What is being asked.
Please repeat the entire listing verbatim and keep the pictures out.

Data supplied.

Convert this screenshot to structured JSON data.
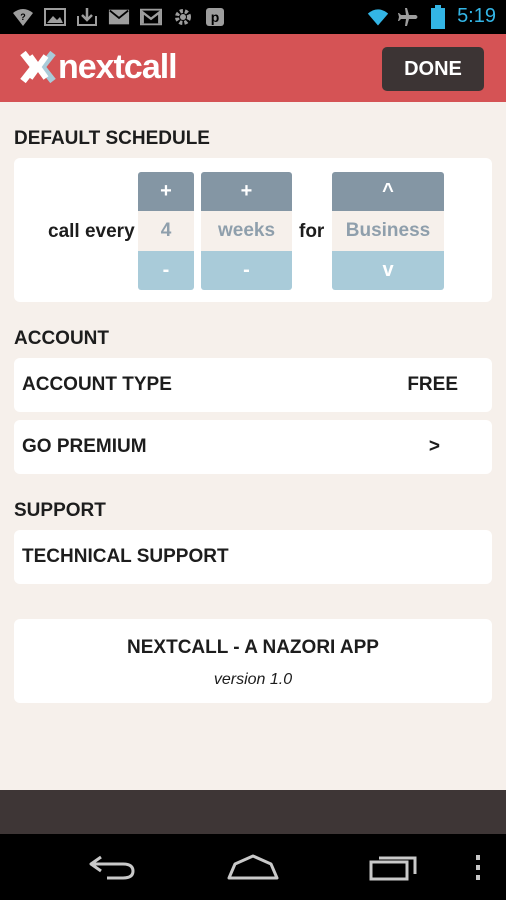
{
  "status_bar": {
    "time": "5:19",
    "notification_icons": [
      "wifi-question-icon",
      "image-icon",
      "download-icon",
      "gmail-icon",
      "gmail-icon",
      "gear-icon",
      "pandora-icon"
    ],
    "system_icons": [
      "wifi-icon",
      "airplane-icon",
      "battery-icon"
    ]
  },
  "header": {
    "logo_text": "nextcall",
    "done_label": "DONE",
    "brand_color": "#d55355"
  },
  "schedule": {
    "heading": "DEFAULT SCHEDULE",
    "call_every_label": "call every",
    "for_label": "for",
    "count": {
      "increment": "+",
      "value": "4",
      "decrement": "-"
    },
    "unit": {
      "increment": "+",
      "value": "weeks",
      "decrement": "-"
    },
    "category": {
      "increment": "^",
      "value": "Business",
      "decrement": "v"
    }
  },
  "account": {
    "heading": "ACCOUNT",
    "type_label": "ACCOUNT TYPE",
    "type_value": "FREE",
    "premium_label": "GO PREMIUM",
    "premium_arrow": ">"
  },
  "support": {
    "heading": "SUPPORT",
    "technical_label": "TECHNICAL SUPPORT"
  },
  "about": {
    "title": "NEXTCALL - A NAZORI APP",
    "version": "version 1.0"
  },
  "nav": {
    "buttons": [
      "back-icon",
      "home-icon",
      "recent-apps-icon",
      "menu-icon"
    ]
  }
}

Final answer.
Convert this screenshot to structured JSON data.
{
  "status_bar": {
    "time": "5:19",
    "notification_icons": [
      "wifi-question-icon",
      "image-icon",
      "download-icon",
      "gmail-icon",
      "gmail-icon",
      "gear-icon",
      "pandora-icon"
    ],
    "system_icons": [
      "wifi-icon",
      "airplane-icon",
      "battery-icon"
    ]
  },
  "header": {
    "logo_text": "nextcall",
    "done_label": "DONE",
    "brand_color": "#d55355"
  },
  "schedule": {
    "heading": "DEFAULT SCHEDULE",
    "call_every_label": "call every",
    "for_label": "for",
    "count": {
      "increment": "+",
      "value": "4",
      "decrement": "-"
    },
    "unit": {
      "increment": "+",
      "value": "weeks",
      "decrement": "-"
    },
    "category": {
      "increment": "^",
      "value": "Business",
      "decrement": "v"
    }
  },
  "account": {
    "heading": "ACCOUNT",
    "type_label": "ACCOUNT TYPE",
    "type_value": "FREE",
    "premium_label": "GO PREMIUM",
    "premium_arrow": ">"
  },
  "support": {
    "heading": "SUPPORT",
    "technical_label": "TECHNICAL SUPPORT"
  },
  "about": {
    "title": "NEXTCALL - A NAZORI APP",
    "version": "version 1.0"
  },
  "nav": {
    "buttons": [
      "back-icon",
      "home-icon",
      "recent-apps-icon",
      "menu-icon"
    ]
  }
}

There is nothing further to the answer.